To The Editor:

I am writing on behalf of the employees of the STEPS recycling program and for my concern for their well-being. I worry about them because I understand how their lives have been disrupted and how much they need to get back to STEPS and the program that has become part of their lives.

Some years ago, I met a lady that had raised an autistic young man almost singled-handedly, from his infancy to his last years in high school. I was overwhelmed by her kind heart and the way she interacted with that young man and how he so depended upon her. After several years of dating, we married and thus began our journey together of helping Josh maneuver through a world and life that few will understand. So many people applaud and thank me for coming into Josh’s life and helping Beth through the struggles, but I almost cringe each time they compliment me. Josh is not a burden or a struggle, he is one of God’s children and few people in this world will ever know the joy that God gives us by helping a person like Josh navigate through this world.

However, there is one person in our community who knows those joys and how to return that joy to those who need it most. That person is Sharon Harrup and we are blessed with her and so many other people at STEPS that have found work and joy for our most special people in the community and I wish more people knew and understood how important that work is to their well-being.

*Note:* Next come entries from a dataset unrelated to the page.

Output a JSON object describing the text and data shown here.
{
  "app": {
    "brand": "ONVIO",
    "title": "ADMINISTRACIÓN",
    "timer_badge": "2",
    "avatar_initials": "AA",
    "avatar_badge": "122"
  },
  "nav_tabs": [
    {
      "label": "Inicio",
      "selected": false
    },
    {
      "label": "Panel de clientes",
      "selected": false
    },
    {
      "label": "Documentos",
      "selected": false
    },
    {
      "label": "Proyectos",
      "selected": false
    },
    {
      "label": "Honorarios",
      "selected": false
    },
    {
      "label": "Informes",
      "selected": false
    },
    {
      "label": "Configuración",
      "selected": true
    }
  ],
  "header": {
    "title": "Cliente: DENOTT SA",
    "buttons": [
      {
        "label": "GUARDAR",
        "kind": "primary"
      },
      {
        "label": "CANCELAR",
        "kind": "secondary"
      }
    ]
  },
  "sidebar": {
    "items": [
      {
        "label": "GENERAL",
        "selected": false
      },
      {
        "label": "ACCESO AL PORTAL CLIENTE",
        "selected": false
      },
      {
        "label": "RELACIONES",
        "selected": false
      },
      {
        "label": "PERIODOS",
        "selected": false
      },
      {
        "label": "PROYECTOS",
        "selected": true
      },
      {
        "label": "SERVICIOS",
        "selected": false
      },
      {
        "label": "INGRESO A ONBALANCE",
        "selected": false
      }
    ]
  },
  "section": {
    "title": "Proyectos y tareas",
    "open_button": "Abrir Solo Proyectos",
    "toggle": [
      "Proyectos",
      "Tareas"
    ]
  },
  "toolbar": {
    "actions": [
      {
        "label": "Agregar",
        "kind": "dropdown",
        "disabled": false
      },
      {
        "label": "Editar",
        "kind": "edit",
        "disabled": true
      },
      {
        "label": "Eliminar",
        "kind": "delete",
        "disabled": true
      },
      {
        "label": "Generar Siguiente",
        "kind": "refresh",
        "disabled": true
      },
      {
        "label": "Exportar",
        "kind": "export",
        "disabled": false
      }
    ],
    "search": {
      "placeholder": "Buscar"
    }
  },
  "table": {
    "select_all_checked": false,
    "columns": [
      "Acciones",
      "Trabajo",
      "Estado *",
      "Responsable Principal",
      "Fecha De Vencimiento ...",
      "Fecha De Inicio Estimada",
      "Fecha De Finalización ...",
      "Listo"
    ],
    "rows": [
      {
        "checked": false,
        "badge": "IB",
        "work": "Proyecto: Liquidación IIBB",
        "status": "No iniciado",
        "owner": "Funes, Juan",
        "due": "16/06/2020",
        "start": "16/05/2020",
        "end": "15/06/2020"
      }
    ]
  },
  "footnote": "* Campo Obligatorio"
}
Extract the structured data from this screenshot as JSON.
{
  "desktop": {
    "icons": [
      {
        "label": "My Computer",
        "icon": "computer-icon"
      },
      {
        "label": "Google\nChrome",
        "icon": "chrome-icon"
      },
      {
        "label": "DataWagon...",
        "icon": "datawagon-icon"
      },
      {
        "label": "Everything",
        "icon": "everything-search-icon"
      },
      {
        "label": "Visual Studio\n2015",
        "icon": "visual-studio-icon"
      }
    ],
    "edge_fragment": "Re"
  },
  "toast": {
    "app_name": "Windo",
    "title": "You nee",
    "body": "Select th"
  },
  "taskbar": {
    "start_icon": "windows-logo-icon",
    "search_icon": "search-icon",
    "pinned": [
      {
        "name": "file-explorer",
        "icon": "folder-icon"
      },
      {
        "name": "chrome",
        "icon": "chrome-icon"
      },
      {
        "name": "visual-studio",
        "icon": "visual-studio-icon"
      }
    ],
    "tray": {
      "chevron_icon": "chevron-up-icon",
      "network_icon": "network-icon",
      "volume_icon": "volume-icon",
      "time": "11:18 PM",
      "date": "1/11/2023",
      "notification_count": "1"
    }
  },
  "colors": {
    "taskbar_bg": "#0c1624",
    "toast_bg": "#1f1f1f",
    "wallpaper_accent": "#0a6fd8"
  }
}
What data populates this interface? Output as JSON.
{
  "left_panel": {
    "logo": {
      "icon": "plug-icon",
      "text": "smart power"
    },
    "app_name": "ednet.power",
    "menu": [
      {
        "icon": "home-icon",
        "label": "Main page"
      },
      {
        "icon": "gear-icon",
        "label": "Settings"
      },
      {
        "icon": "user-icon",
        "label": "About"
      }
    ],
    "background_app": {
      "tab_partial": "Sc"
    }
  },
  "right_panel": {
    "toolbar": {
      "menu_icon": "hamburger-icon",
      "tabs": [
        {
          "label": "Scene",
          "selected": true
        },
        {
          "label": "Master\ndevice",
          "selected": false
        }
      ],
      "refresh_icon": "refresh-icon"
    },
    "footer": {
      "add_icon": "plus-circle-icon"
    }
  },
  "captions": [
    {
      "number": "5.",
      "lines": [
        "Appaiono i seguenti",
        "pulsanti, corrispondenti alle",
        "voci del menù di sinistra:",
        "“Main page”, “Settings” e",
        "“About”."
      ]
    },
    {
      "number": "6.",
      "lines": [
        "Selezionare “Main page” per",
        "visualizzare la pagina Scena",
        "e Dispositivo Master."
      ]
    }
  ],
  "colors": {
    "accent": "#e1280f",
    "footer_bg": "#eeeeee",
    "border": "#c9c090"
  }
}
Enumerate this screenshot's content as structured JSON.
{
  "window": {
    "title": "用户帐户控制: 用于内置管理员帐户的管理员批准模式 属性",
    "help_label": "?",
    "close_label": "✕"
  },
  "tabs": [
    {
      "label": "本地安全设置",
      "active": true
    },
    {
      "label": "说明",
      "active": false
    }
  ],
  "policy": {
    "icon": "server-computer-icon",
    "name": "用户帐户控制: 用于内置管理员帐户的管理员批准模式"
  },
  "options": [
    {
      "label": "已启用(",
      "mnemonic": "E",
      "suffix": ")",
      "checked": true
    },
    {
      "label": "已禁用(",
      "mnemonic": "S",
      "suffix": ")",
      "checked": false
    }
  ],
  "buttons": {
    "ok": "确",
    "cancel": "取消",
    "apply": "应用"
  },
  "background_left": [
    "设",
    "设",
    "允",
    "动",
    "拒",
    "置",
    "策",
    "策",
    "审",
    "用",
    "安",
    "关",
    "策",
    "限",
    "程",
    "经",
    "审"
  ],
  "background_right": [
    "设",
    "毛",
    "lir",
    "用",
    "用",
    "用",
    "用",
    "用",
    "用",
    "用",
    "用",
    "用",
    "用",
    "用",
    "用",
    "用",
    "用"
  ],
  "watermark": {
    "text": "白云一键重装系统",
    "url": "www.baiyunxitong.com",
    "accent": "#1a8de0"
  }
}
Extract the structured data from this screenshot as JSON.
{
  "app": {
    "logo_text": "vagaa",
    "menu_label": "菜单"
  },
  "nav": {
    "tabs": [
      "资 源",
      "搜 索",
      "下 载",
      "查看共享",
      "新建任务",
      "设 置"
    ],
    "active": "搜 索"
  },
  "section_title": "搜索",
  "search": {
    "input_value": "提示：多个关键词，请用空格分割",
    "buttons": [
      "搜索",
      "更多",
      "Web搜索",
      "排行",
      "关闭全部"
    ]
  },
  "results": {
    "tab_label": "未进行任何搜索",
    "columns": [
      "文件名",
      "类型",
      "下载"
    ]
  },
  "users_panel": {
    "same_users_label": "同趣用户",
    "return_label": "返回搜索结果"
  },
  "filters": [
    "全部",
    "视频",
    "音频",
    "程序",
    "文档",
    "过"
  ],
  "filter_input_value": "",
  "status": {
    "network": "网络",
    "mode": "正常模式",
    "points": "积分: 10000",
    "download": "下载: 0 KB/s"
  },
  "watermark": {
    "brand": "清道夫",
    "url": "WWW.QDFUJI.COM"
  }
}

Many of us wake each morning knowing what our schedule will be and what our treats for each day or week will be. Maybe we will go to a movie, or dinner with friends, or maybe a bike ride, or maybe a trip to the beach, and of course, work. Special people have little to no control over their schedule, they can’t drive, they can’t make plans, or get excited about a date, a new birth, or so many things that we take for granted in our lives. They do, however, have calendars, they know meal times, and if they are fortunate to have a job, they know they are going to work, and for many, work is the most exciting part of their lives. It is the place that brings them out of the security of their room, to a place where they have friends, where they feel safe, appreciated, and a place where they feel they belong. For now, that has been taken away from them and for those who know and understand these routines, this is a very sad time.

I run a fairly successful business in Farmville, so I understand numbers and how important it is to be responsible with money. I also know that sometimes money spent one way provides so much more in other ways, and that has guided me many times when helping my employees or someone in need. I am asking that when you crunch the recycling numbers, that maybe more than numbers be considered. Please consider how much the recycling program at STEPS benefits the most vulnerable people in the county. Please consider the people that we as God’s children and good citizens should help, whenever humanly possible.

Jim Garrett

President

Kinex Telecom, Inc.